After all the posts we’ve had about Justin Upton possibly, then unlikely, and now arriving in Atlanta, there are very few stones to overturn. However, taking a deep look at his numbers, there are quite a few things I found that seem to not fit with his perception.
First of all, he has never put together back-to-back great seasons. He looks like his new teammate in the other corner of the outfield, Jason Heyward. Both have hit wild fluctuations season-to-season, and not just BABIP or injury noise. Upton has seen his BB and K rates go up and down, which is uncommon, as these are some of the most stable stats year-to-year. While Heyward keeps going the wrong way in that regard, it looks like Upton is starting to figure it out some.
Upton is also considered a surefire superstar in the next few years, which I am skeptical about. Last year, his thumb injury seemed to affect his play quite a bit, another comparison to Heyward. However, the previous four seasons were not as great as they seemed. His power is one of his most enigmatic stats, alternating between 15 and 30 HR seasons. His 31-HR 2011 season was more a product of hitting more flyballs, as his HR/FB% was actually higher in ’09. Being a corner outfielder without tremendous defense, extreme speed, or a really high average, power needs to be present to be great.

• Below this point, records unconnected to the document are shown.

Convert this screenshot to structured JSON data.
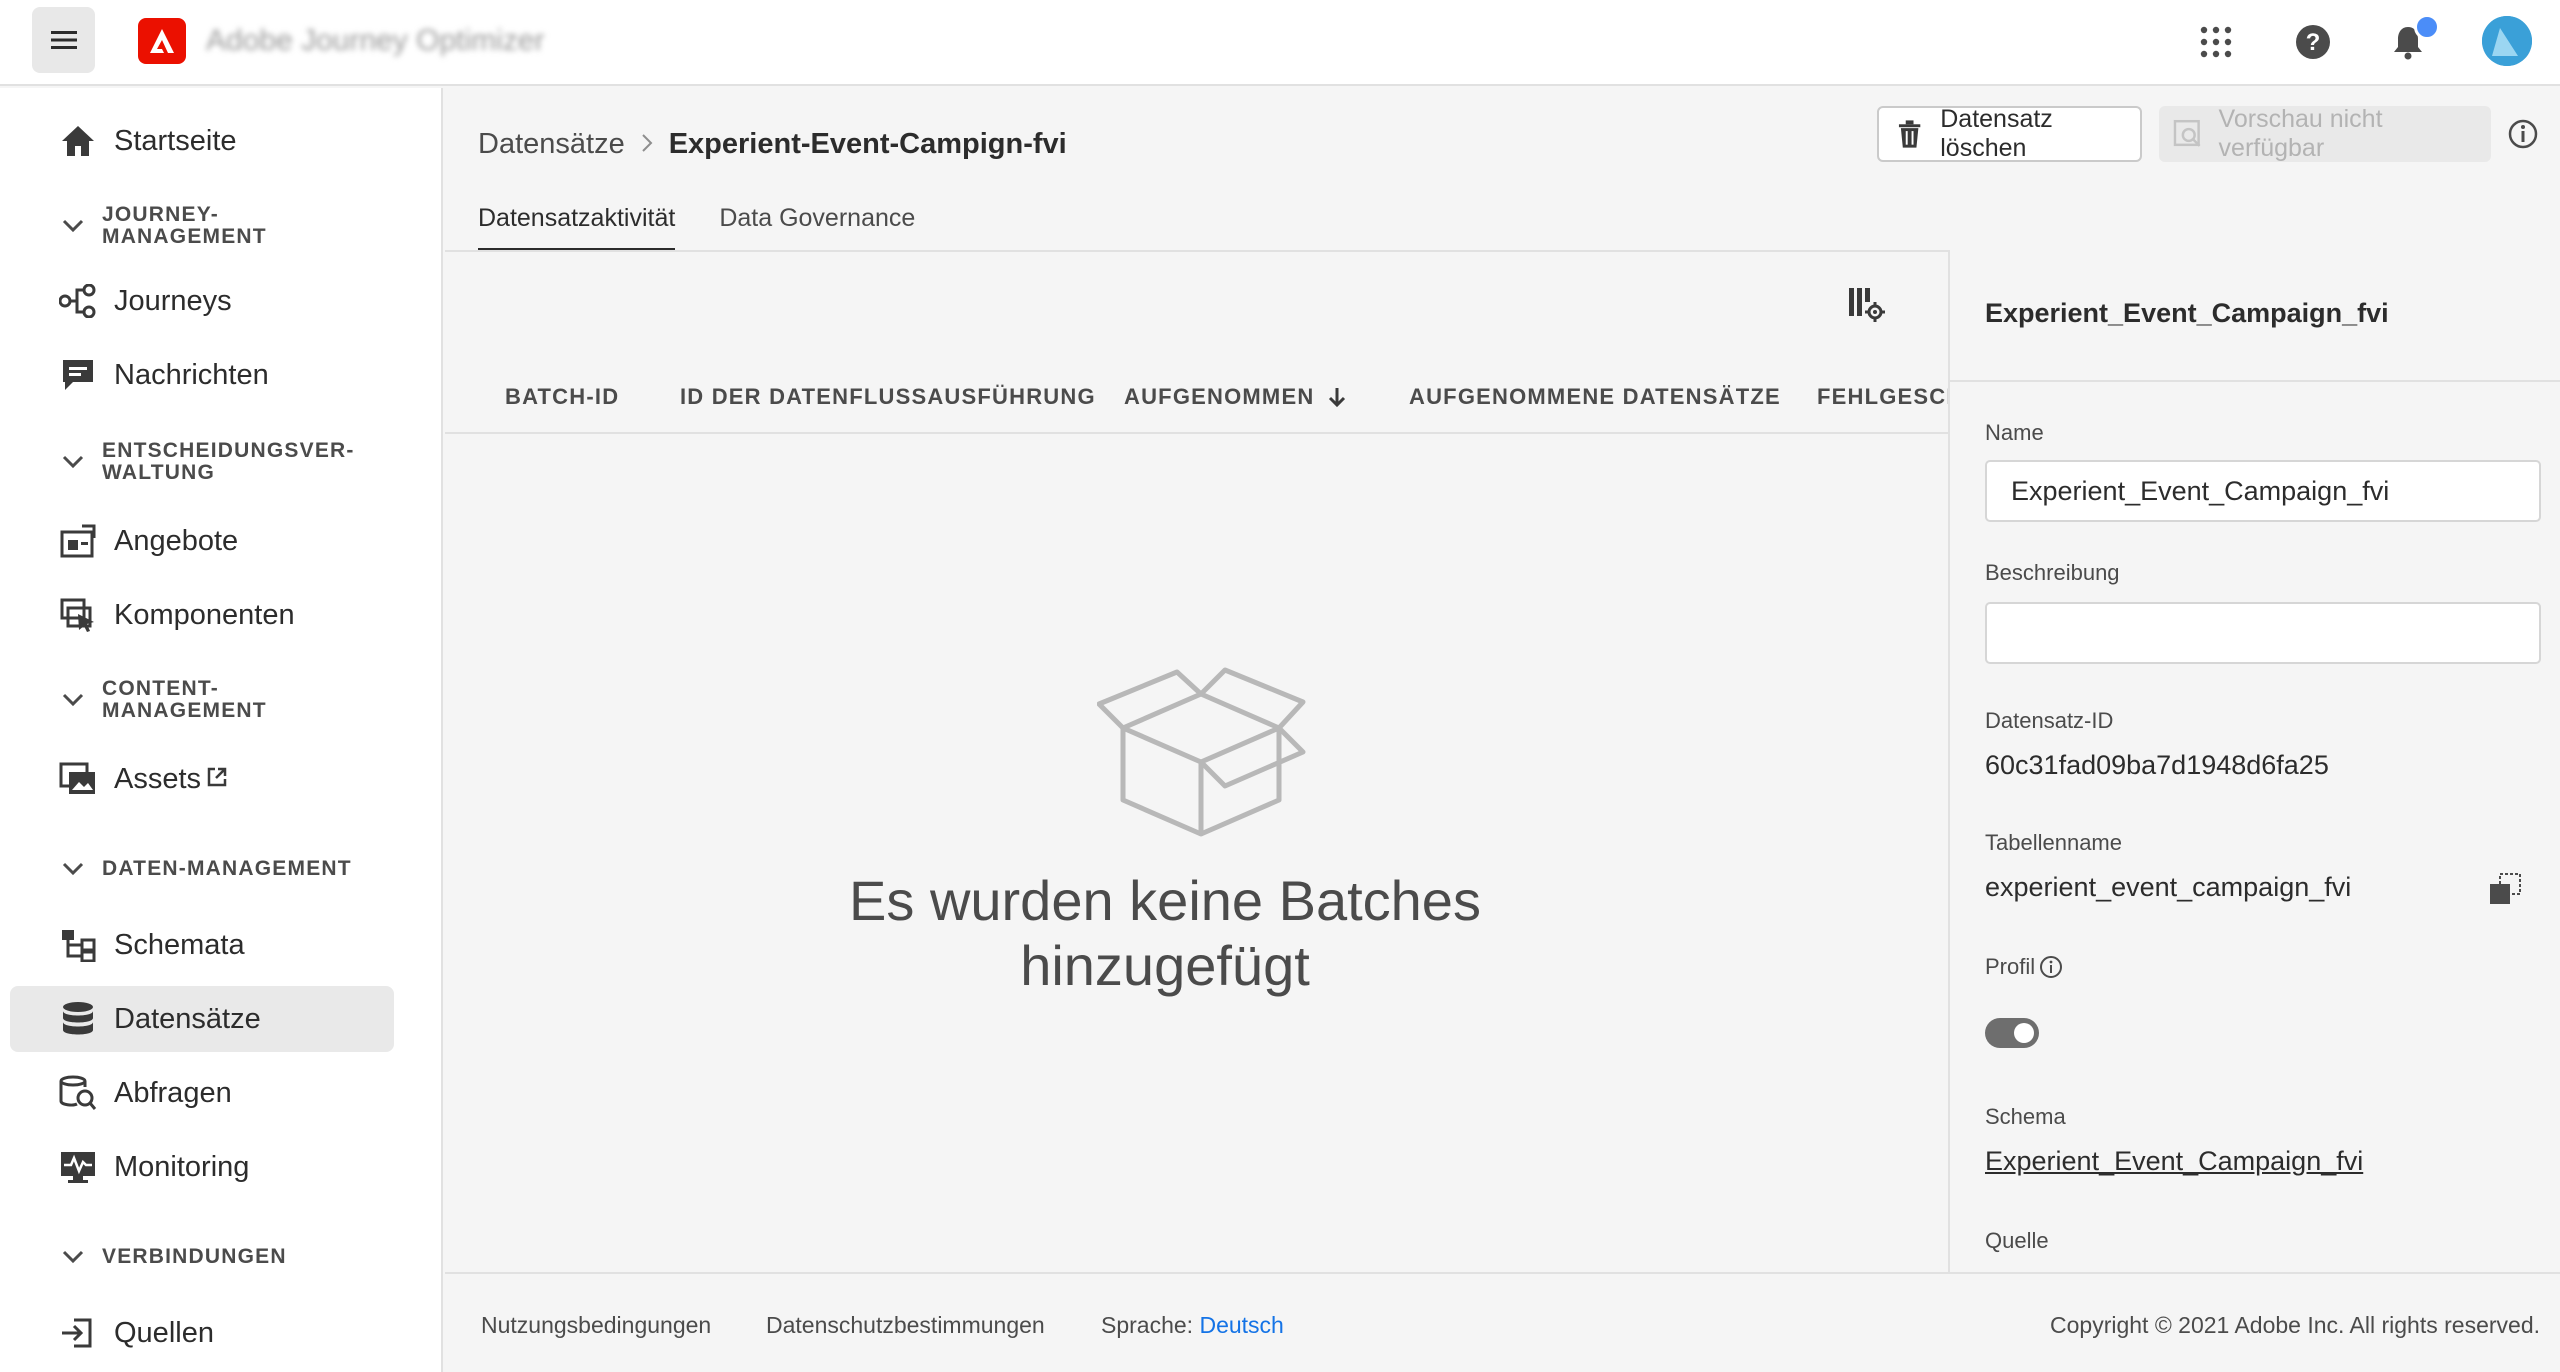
{
  "header": {
    "app_title": "Adobe Journey Optimizer",
    "icons": [
      "menu-icon",
      "adobe-logo-icon",
      "apps-grid-icon",
      "help-icon",
      "bell-icon",
      "avatar"
    ]
  },
  "sidebar": {
    "items": [
      {
        "label": "Startseite",
        "icon": "home-icon"
      },
      {
        "section": "JOURNEY-\nMANAGEMENT"
      },
      {
        "label": "Journeys",
        "icon": "journeys-icon"
      },
      {
        "label": "Nachrichten",
        "icon": "message-icon"
      },
      {
        "section": "ENTSCHEIDUNGSVER-\nWALTUNG"
      },
      {
        "label": "Angebote",
        "icon": "offers-icon"
      },
      {
        "label": "Komponenten",
        "icon": "components-icon"
      },
      {
        "section": "CONTENT-\nMANAGEMENT"
      },
      {
        "label": "Assets",
        "icon": "assets-icon"
      },
      {
        "section": "DATEN-MANAGEMENT"
      },
      {
        "label": "Schemata",
        "icon": "schema-icon"
      },
      {
        "label": "Datensätze",
        "icon": "datasets-icon",
        "active": true
      },
      {
        "label": "Abfragen",
        "icon": "queries-icon"
      },
      {
        "label": "Monitoring",
        "icon": "monitoring-icon"
      },
      {
        "section": "VERBINDUNGEN"
      },
      {
        "label": "Quellen",
        "icon": "sources-icon"
      }
    ],
    "journey_section_l1": "JOURNEY-",
    "journey_section_l2": "MANAGEMENT",
    "decision_section_l1": "ENTSCHEIDUNGSVER-",
    "decision_section_l2": "WALTUNG",
    "content_section_l1": "CONTENT-",
    "content_section_l2": "MANAGEMENT",
    "data_section": "DATEN-MANAGEMENT",
    "connections_section": "VERBINDUNGEN"
  },
  "breadcrumb": {
    "parent": "Datensätze",
    "current": "Experient-Event-Campign-fvi"
  },
  "actions": {
    "delete_label": "Datensatz löschen",
    "preview_label": "Vorschau nicht verfügbar"
  },
  "tabs": [
    {
      "label": "Datensatzaktivität",
      "active": true
    },
    {
      "label": "Data Governance",
      "active": false
    }
  ],
  "table": {
    "columns": [
      "BATCH-ID",
      "ID DER DATENFLUSSAUSFÜHRUNG",
      "AUFGENOMMEN",
      "AUFGENOMMENE DATENSÄTZE",
      "FEHLGESCH"
    ],
    "sorted_column": "AUFGENOMMEN",
    "empty_message": "Es wurden keine Batches hinzugefügt"
  },
  "panel": {
    "title": "Experient_Event_Campaign_fvi",
    "name_label": "Name",
    "name_value": "Experient_Event_Campaign_fvi",
    "description_label": "Beschreibung",
    "description_value": "",
    "dataset_id_label": "Datensatz-ID",
    "dataset_id_value": "60c31fad09ba7d1948d6fa25",
    "table_name_label": "Tabellenname",
    "table_name_value": "experient_event_campaign_fvi",
    "profile_label": "Profil",
    "profile_enabled": true,
    "schema_label": "Schema",
    "schema_value": "Experient_Event_Campaign_fvi",
    "source_label": "Quelle"
  },
  "footer": {
    "terms": "Nutzungsbedingungen",
    "privacy": "Datenschutzbestimmungen",
    "language_label": "Sprache:",
    "language_value": "Deutsch",
    "copyright": "Copyright ©  2021 Adobe Inc.  All rights reserved."
  },
  "colors": {
    "accent": "#1473e6",
    "adobe_red": "#eb1000",
    "notification": "#4b8df8"
  }
}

Park factors also have a hand in this determination. Arizona is a hitter-friendly park, and his home/road splits bear that out. He has a .937 OPS (.399 wOBA) at home and a .731 mark (.320 wOBA) on the road, a huge split. The margin does shrink when factoring in a few things. First, when playing at a hitter-friendly park, the road parks normally average out to be slightly in the pitcher’s favor. Being in the NL West, a third of his road games are in San Diego, San Francisco, and Los Angeles, three very good pitcher parks. With such a disparity between home and road hitting environments, I’d say about half his difference is explained by things out of his control.
That being said, Upton has had a 4-WAR season and a 6-WAR season under his belt by age 25. He could end up being Ryan Braun, he could be Ruben Sierra, but most likely he’ll be somewhere in-between. At $39M over the next three years, Justin should be able to provide plenty of surplus value to Atlanta.

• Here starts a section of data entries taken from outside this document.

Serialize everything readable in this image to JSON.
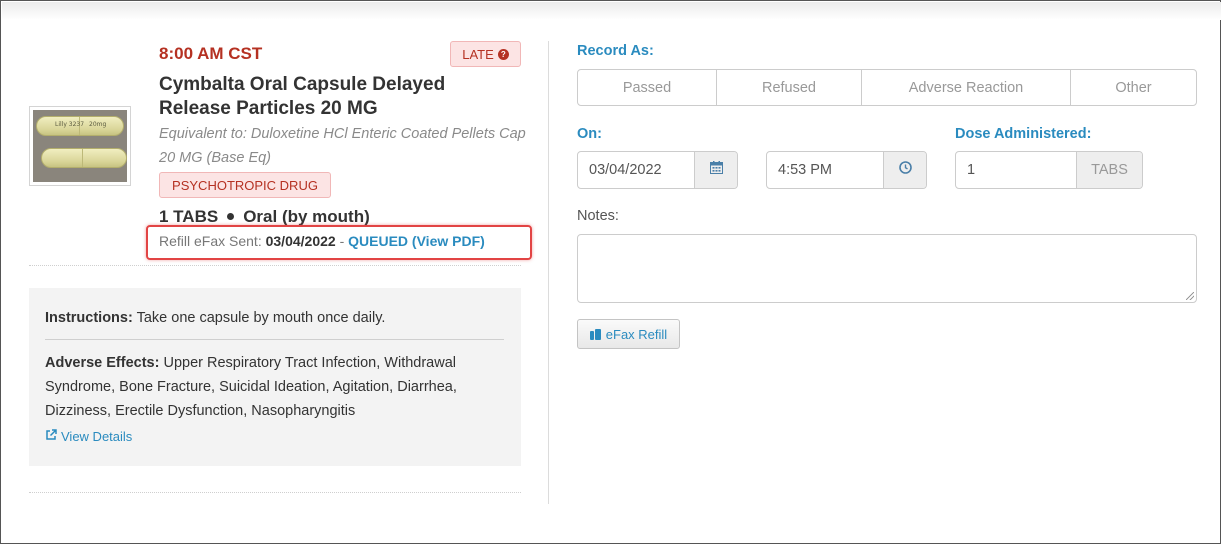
{
  "medication": {
    "time": "8:00 AM CST",
    "late_label": "LATE",
    "name": "Cymbalta Oral Capsule Delayed Release Particles 20 MG",
    "equivalent": "Equivalent to: Duloxetine HCl Enteric Coated Pellets Cap 20 MG (Base Eq)",
    "category_badge": "PSYCHOTROPIC DRUG",
    "dose_amount": "1 TABS",
    "route": "Oral (by mouth)",
    "image_imprint": "Lilly 3237",
    "image_strength": "20mg"
  },
  "refill": {
    "label": "Refill eFax Sent:",
    "date": "03/04/2022",
    "separator": "-",
    "status": "QUEUED (View PDF)"
  },
  "instructions": {
    "label": "Instructions:",
    "text": "Take one capsule by mouth once daily.",
    "adverse_label": "Adverse Effects:",
    "adverse_text": "Upper Respiratory Tract Infection, Withdrawal Syndrome, Bone Fracture, Suicidal Ideation, Agitation, Diarrhea, Dizziness, Erectile Dysfunction, Nasopharyngitis",
    "view_details": "View Details"
  },
  "record": {
    "label": "Record As:",
    "options": [
      "Passed",
      "Refused",
      "Adverse Reaction",
      "Other"
    ]
  },
  "on": {
    "label": "On:",
    "date": "03/04/2022",
    "time": "4:53 PM"
  },
  "dose_administered": {
    "label": "Dose Administered:",
    "value": "1",
    "unit": "TABS"
  },
  "notes": {
    "label": "Notes:",
    "value": ""
  },
  "efax_button": "eFax Refill",
  "colors": {
    "accent": "#2a8bbf",
    "alert": "#b53122",
    "highlight_box": "#e24444"
  }
}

Chris Johnson was the other player coming to Atlanta. Already 28 years old, Johnson has just over 1300 PA, posting an average .276/.315/.430 line. He doesn’t walk much and strikes out about 25% of his PAs. While his power is decent, his best attribute is his ability to square up the ball, hitting 24% line drives and showing a high .347 BABIP.
However, the idea of platooning him and Juan Francisco has a catch. Johnson has a big reverse platoon split, hitting for a .775 OPS (.335 wOBA) against righties and a .667 OPS (.288 wOBA) against lefties. The other idea against a platoon is his lack of defensive skill. In his 2750 innings at third (just a bit over two full seasons), he has a -34 UZR and a -41 DRS, hurting himself both with errors and bad range. As a bat off the bench, he’s a decent piece, but as a platoon starter, he’s stretching his limits.

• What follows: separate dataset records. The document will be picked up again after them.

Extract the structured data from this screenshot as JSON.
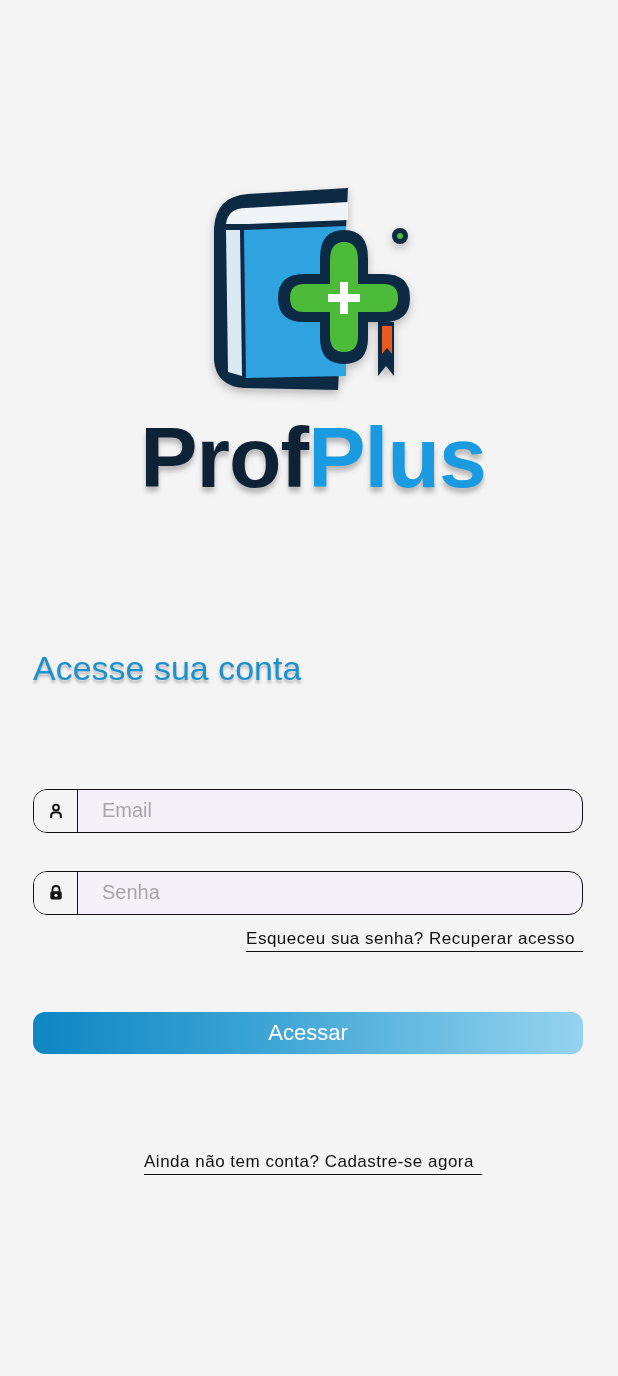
{
  "logo": {
    "wordmark_dark": "Prof",
    "wordmark_accent": "Plus"
  },
  "title": "Acesse sua conta",
  "fields": [
    {
      "kind": "email",
      "placeholder": "Email"
    },
    {
      "kind": "password",
      "placeholder": "Senha"
    }
  ],
  "forgot_link": "Esqueceu sua senha? Recuperar acesso",
  "submit_button": "Acessar",
  "signup_link": "Ainda não tem conta? Cadastre-se agora"
}
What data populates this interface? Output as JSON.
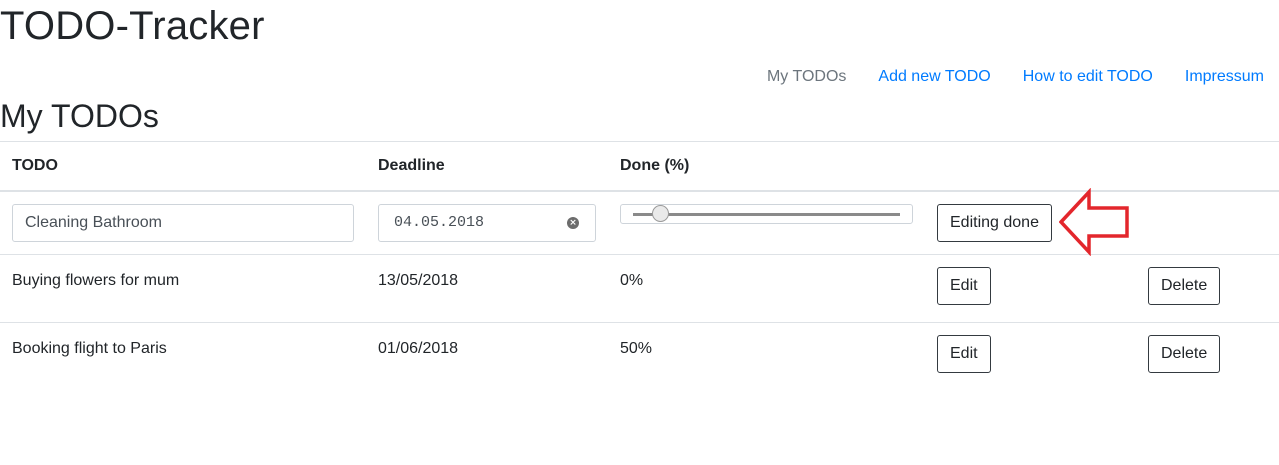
{
  "app": {
    "title": "TODO-Tracker"
  },
  "nav": {
    "items": [
      {
        "label": "My TODOs",
        "active": true
      },
      {
        "label": "Add new TODO",
        "active": false
      },
      {
        "label": "How to edit TODO",
        "active": false
      },
      {
        "label": "Impressum",
        "active": false
      }
    ]
  },
  "page": {
    "title": "My TODOs"
  },
  "table": {
    "headers": [
      "TODO",
      "Deadline",
      "Done (%)"
    ],
    "edit_row": {
      "todo_value": "Cleaning Bathroom",
      "deadline_value": "04.05.2018",
      "done_percent": 10,
      "editing_done_label": "Editing done"
    },
    "rows": [
      {
        "todo": "Buying flowers for mum",
        "deadline": "13/05/2018",
        "done": "0%",
        "edit_label": "Edit",
        "delete_label": "Delete"
      },
      {
        "todo": "Booking flight to Paris",
        "deadline": "01/06/2018",
        "done": "50%",
        "edit_label": "Edit",
        "delete_label": "Delete"
      }
    ]
  },
  "colors": {
    "link": "#007bff",
    "active_nav": "#6c757d",
    "annotation_arrow": "#e3262c",
    "border": "#dee2e6"
  },
  "icons": {
    "clear": "clear-icon",
    "arrow": "left-arrow-annotation-icon"
  }
}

The Braves likely made a minimal improvement to this year’s club, as Upton and Martin Prado are nearly a wash. However, Upton’s additional two seasons and his higher potential make this a decent deal for Atlanta. I don’t believe any of the prospects are impact players, so as long as the top of the order gets settled, the Upton brothers can provide a talent boost to take the team further than the wild-card round in the next few seasons.